If Lemonade isn’t a kick-ass album, I don’t know what is. It has caused controversy thanks to Beyoncé’s bold political statements, particularly those about modern racism in America (these include part of Formation’s subversive video being filmed in a slave plantation house, with black owners instead of white, indicating a reclaim of political power, and a young boy streetdancing in front of armed policemen, eventually causing them to put their hands up in surrender). The album even sparked a university course to be taught at the University of Texas, entitled ‘Black Women, Beyoncé and Popular Culture’. She has arguably become an unofficial figurehead for black women’s rights and empowerment, much as Maya Angelou was dubbed “the black woman’s poet laureate” by the Black Issues Book Review. The most divisive section of the Formation video is Beyoncé singing from atop a battered police car, which gradually sinks into the floodwater of Hurricane Katrina, leaving the singer to drown. Potentially, it’s symbolic of the infamous relationship between US police and black communities – but this time showing that they’re interdependent; if one drowns, so does the other. It has, of course, caused a media storm, with some suggesting that it promotes negative sentiment towards the police (the same was said of Kendrick Lamar, when he performed Alright from the top of a vandalised police car). And the politics doesn’t end there – Beyoncé’s 2016 Superbowl performance featured dancers dressed as Black Panthers, the notoriously violent civil rights protesters, and divisive figure Malcolm X’s ‘Who Taught You To Hate Yourself?’ speech is featured on Don’t Hurt Yourself.
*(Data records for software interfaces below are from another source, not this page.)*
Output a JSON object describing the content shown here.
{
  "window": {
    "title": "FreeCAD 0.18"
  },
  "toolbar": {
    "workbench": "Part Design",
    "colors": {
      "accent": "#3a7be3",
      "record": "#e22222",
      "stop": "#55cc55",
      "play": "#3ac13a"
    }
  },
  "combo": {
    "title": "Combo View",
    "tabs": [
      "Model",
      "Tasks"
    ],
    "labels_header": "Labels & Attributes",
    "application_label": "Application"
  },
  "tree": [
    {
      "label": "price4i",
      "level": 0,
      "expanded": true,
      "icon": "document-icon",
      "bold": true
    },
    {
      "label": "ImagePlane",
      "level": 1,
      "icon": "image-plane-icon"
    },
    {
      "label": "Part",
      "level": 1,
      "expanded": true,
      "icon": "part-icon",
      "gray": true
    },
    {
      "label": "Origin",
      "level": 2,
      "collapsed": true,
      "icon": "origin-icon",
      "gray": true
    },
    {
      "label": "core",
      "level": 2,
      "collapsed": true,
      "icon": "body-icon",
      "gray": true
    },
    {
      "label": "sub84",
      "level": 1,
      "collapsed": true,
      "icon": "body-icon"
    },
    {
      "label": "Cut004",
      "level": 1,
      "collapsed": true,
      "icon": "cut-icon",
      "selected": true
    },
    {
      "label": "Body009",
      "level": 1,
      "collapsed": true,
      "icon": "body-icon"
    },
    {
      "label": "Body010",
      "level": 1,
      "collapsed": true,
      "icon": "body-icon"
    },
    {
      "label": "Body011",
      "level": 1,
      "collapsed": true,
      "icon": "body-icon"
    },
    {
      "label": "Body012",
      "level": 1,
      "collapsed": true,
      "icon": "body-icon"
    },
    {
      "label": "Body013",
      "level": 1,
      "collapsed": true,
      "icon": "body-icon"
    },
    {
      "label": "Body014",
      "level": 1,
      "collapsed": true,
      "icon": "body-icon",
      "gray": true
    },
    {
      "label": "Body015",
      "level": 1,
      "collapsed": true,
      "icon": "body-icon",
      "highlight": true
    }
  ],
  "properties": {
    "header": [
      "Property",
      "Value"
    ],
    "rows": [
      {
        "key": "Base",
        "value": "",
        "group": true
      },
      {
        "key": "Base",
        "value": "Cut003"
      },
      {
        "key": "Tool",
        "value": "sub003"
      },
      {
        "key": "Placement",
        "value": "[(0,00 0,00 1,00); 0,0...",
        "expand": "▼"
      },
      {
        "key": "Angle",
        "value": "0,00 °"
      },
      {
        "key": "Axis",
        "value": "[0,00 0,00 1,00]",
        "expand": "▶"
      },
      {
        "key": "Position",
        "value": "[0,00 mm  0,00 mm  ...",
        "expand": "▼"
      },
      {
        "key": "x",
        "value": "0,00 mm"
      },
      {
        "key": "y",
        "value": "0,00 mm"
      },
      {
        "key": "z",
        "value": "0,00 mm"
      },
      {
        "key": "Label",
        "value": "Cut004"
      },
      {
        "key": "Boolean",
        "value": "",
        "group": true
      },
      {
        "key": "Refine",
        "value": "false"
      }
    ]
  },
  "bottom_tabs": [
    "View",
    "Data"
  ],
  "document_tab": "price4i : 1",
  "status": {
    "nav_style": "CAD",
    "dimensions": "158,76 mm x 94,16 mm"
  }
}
Maybe the main message from all of this is that Beyoncé will continue to create music she fully believes in, be it controversial or not.
Of course, Angelou was no stranger to controversy either. She worked for Martin Luther King Jr’s SCLC, and her autobiographies often brought startling, uncomfortable truths to public attention. Phrases such as “If growing up is painful for the Southern Black girl, being aware of her displacement is the rust on the razor that threatens the throat” made the truth of segregated society quite apparent, and wasn’t always well-received (especially by white media). She also addressed the social distaste for black female culture, ‘the fact that the adult American Negro female emerges a formidable character is often met with amazement, distaste and even belligerence’, a distaste still prevalent today, arguing that the systematic racism which black girls experience could hardly produce any other result. In Freedom, Beyoncé openly sings ‘Freedom! Freedom! I can’t move / Freedom, cut me loose!’; Angelou goes for a more subtle approach, as seen in the poem Harlem Hopscotch. ‘In the air, now both feet down. Since you black, don’t stick around. Food is gone, the rent is due, curse and cry and then jump two’. She highlights the everyday issues faced by black families, which often aren’t seen by those who don’t suffer in the same way.
Maya Angelou is revered across the globe for her outstanding literary works. Beyoncé became the highest-paid black musician in history in 2014. They are advocates for female empowerment and an end to discrimination, but above all, both women have produced unapologetic art worth taking note of – a legacy making Beyoncé’s music and Angelou’s literature the perfect companions for one other.
Words by Annabelle Fuller